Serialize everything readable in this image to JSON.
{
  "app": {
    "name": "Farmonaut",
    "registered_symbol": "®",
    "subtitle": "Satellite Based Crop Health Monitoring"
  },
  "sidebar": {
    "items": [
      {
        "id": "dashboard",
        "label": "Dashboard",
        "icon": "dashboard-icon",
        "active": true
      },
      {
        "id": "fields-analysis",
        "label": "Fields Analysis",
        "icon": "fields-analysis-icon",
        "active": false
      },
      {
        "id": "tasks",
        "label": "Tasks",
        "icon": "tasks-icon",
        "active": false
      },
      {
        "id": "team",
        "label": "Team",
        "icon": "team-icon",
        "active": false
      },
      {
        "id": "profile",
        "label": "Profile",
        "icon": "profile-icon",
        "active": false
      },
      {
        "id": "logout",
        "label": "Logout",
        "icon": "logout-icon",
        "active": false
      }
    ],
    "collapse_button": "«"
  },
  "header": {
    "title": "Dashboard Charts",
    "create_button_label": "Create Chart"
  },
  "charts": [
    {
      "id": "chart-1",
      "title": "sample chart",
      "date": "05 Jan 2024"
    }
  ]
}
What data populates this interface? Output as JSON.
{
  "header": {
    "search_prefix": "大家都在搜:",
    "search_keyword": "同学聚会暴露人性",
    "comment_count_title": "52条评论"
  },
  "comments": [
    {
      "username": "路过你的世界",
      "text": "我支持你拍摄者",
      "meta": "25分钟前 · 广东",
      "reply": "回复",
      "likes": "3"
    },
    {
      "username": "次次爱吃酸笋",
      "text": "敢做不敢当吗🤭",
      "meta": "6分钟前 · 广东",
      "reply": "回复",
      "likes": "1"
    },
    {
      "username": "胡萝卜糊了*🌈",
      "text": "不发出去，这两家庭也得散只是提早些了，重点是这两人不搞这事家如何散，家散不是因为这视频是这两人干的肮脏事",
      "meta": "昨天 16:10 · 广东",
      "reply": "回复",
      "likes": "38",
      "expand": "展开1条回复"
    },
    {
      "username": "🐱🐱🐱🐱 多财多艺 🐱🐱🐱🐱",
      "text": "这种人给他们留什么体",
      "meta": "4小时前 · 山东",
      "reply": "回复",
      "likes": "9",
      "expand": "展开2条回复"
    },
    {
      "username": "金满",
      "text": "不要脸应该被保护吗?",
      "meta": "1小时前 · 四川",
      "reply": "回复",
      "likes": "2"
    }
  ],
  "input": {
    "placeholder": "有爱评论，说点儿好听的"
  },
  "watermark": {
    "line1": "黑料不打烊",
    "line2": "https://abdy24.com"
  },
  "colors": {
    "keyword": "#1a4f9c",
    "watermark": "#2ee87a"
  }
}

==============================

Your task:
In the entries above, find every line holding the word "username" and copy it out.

Reply:
      "username": "路过你的世界",
      "username": "次次爱吃酸笋",
      "username": "胡萝卜糊了*🌈",
      "username": "🐱🐱🐱🐱 多财多艺 🐱🐱🐱🐱",
      "username": "金满",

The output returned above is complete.